“The United States doesn’t force people to defect or hold them here if they do,” the official said. “That’s ridiculous. It’s ultimately their decision.”
The official added: “Does anyone really believe that someone supposedly held captive has Internet access and the ability to make and send videos? That doesn’t make any sense.”
Mr. Amiri, whom Iran has described as one of the country’s top nuclear scientists, vanished during a pilgrimage to Saudi Arabia a year ago. He worked at Iran’s Malek Ashtar University, an institution linked to the country’s powerful Revolutionary Guards.
ABC News reported on March 30 that Mr. Amiri had defected to the United States, citing current and former C.I.A. officials.
But Iranian authorities said Tuesday that the video it publicized was the first document that proved Mr. Amiri had been abducted. The Foreign Ministry summoned the Swiss ambassador in Tehran to press a formal complaint, the ISNA student news agency reported.
The Swiss handle American interests in Tehran because Iran and the United States severed diplomatic ties after the 1979 revolution.
“In the meeting with the Swiss envoy, Iran emphasized that America is responsible for the life and well-being of Mr. Amiri,” the ISNA report said. “It stressed that his abduction was against international laws and human rights.”
The report said Iranian officials also submitted other documents to the Swiss ambassador that they said proved their claim of Mr. Amiri’s abduction, and also that of a former Iranian deputy defense minister, Alireza Asgari, who disappeared during a trip to Turkey in 2007.
In the Iranian video of Mr. Amiri, which was broadcast on state-run television, an announcer identified a young man, in a blurry video wearing a T-shirt and talking in Persian through a computer phone hookup, as Mr. Amiri.

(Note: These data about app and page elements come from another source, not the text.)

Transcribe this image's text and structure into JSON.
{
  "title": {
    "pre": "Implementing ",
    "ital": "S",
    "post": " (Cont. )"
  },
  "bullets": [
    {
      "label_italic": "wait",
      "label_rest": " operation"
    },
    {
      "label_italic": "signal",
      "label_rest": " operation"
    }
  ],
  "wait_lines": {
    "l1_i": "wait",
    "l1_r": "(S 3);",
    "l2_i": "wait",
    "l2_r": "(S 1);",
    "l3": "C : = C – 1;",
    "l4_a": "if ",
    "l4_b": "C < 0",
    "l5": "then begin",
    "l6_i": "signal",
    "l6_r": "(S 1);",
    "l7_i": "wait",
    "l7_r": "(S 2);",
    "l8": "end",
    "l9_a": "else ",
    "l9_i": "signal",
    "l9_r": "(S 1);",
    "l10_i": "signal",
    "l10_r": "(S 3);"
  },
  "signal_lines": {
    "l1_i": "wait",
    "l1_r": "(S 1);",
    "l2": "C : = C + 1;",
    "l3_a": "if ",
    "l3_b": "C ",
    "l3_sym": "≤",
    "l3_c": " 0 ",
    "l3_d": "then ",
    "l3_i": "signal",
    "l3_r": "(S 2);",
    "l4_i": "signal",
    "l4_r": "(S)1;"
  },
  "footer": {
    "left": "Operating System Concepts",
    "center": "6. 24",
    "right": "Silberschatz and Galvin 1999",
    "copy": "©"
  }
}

He said he had been kidnapped in a joint operation involving the C.I.A. and the Saudi intelligence service in Medina on June 3, 2009. He said that he was taken to a house in Saudi Arabia, that he was injected with a shot, and that when he awoke he was on a plane heading to the United States.
He said he recorded the video on April 5 in Tucson, Ariz. The announcer said that he could not disclose how the video was obtained. The second video, which was released shortly afterward on YouTube, showed a young man, slightly more overweight than the man in the first video, wearing a suit in a well-decorated room, who also identified himself as Mr. Amiri. He said in Persian that he was free and safe in the United States and was working on his Ph.D. He also demanded an end to what he called faux videos about himself, saying he had no interest in politics or experience in nuclear weapons programs.
“My purpose in today’s conversation is to put an end to all the rumors that have been leveled at me over the past year,” he said. “I am Iranian, and I have not taken any steps against my homeland.”
The rival videos emerged as Iranian officials in Tehran denied some speculation that they would be willing to swap three American hikers, who have been in jail there since last summer, for Mr. Amiri.
Ramin Mehmanparast, a Foreign Ministry spokesman, said in Iranian government news accounts that it was not Iran’s practice to “exchange people whose cases are still with the judiciary,” referring to the cases of the three hikers, who are accused of entering Iran illegally and spying.
“The two cases are not comparable,” Mr. Mehmanparast said. “Iran will use legal channels to secure the release of Mr. Amiri.”
David E. Sanger contributed reporting from Washington.